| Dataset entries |
····················

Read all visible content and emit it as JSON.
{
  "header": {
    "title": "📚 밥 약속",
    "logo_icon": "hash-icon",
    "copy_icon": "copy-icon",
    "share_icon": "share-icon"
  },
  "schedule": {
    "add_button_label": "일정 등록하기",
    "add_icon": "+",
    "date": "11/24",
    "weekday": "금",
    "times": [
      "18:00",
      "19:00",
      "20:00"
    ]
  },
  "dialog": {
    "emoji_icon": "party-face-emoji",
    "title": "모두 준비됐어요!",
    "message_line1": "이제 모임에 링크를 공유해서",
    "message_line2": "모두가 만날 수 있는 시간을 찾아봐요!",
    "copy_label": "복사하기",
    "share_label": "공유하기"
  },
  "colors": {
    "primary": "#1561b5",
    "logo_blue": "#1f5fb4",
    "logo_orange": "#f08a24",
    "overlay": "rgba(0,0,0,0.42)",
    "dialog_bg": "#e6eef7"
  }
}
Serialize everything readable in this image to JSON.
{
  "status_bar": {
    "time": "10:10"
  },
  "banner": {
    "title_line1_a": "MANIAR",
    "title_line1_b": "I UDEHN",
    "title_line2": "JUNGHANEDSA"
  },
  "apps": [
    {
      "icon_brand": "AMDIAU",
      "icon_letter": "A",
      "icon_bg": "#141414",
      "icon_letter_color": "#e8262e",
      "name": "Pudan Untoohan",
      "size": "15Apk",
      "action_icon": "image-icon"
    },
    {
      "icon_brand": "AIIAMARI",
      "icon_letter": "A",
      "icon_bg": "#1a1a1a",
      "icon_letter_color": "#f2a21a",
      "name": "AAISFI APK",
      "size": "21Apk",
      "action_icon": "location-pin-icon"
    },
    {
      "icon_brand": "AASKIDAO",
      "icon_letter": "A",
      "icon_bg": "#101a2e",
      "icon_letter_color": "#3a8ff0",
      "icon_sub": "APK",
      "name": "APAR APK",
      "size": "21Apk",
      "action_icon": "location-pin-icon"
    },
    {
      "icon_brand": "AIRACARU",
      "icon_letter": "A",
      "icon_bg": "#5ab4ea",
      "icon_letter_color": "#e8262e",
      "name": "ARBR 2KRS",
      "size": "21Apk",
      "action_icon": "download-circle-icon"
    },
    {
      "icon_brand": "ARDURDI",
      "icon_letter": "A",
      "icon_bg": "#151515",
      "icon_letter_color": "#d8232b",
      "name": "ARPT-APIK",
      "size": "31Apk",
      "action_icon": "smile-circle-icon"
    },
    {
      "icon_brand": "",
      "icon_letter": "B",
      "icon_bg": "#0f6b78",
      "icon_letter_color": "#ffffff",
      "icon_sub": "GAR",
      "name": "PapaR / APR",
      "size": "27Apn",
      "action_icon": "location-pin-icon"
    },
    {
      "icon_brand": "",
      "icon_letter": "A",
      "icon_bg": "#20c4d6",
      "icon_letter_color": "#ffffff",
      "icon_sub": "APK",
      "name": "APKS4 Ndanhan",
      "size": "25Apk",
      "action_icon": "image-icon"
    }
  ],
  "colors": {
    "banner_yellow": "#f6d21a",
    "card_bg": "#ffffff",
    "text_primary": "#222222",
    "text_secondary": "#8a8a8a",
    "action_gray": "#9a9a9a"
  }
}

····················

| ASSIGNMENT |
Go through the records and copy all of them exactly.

| SOLUTION TO THIS PROBLEM |
Read all visible content and emit it as JSON.
{
  "header": {
    "title": "📚 밥 약속",
    "logo_icon": "hash-icon",
    "copy_icon": "copy-icon",
    "share_icon": "share-icon"
  },
  "schedule": {
    "add_button_label": "일정 등록하기",
    "add_icon": "+",
    "date": "11/24",
    "weekday": "금",
    "times": [
      "18:00",
      "19:00",
      "20:00"
    ]
  },
  "dialog": {
    "emoji_icon": "party-face-emoji",
    "title": "모두 준비됐어요!",
    "message_line1": "이제 모임에 링크를 공유해서",
    "message_line2": "모두가 만날 수 있는 시간을 찾아봐요!",
    "copy_label": "복사하기",
    "share_label": "공유하기"
  },
  "colors": {
    "primary": "#1561b5",
    "logo_blue": "#1f5fb4",
    "logo_orange": "#f08a24",
    "overlay": "rgba(0,0,0,0.42)",
    "dialog_bg": "#e6eef7"
  }
}
Serialize everything readable in this image to JSON.
{
  "status_bar": {
    "time": "10:10"
  },
  "banner": {
    "title_line1_a": "MANIAR",
    "title_line1_b": "I UDEHN",
    "title_line2": "JUNGHANEDSA"
  },
  "apps": [
    {
      "icon_brand": "AMDIAU",
      "icon_letter": "A",
      "icon_bg": "#141414",
      "icon_letter_color": "#e8262e",
      "name": "Pudan Untoohan",
      "size": "15Apk",
      "action_icon": "image-icon"
    },
    {
      "icon_brand": "AIIAMARI",
      "icon_letter": "A",
      "icon_bg": "#1a1a1a",
      "icon_letter_color": "#f2a21a",
      "name": "AAISFI APK",
      "size": "21Apk",
      "action_icon": "location-pin-icon"
    },
    {
      "icon_brand": "AASKIDAO",
      "icon_letter": "A",
      "icon_bg": "#101a2e",
      "icon_letter_color": "#3a8ff0",
      "icon_sub": "APK",
      "name": "APAR APK",
      "size": "21Apk",
      "action_icon": "location-pin-icon"
    },
    {
      "icon_brand": "AIRACARU",
      "icon_letter": "A",
      "icon_bg": "#5ab4ea",
      "icon_letter_color": "#e8262e",
      "name": "ARBR 2KRS",
      "size": "21Apk",
      "action_icon": "download-circle-icon"
    },
    {
      "icon_brand": "ARDURDI",
      "icon_letter": "A",
      "icon_bg": "#151515",
      "icon_letter_color": "#d8232b",
      "name": "ARPT-APIK",
      "size": "31Apk",
      "action_icon": "smile-circle-icon"
    },
    {
      "icon_brand": "",
      "icon_letter": "B",
      "icon_bg": "#0f6b78",
      "icon_letter_color": "#ffffff",
      "icon_sub": "GAR",
      "name": "PapaR / APR",
      "size": "27Apn",
      "action_icon": "location-pin-icon"
    },
    {
      "icon_brand": "",
      "icon_letter": "A",
      "icon_bg": "#20c4d6",
      "icon_letter_color": "#ffffff",
      "icon_sub": "APK",
      "name": "APKS4 Ndanhan",
      "size": "25Apk",
      "action_icon": "image-icon"
    }
  ],
  "colors": {
    "banner_yellow": "#f6d21a",
    "card_bg": "#ffffff",
    "text_primary": "#222222",
    "text_secondary": "#8a8a8a",
    "action_gray": "#9a9a9a"
  }
}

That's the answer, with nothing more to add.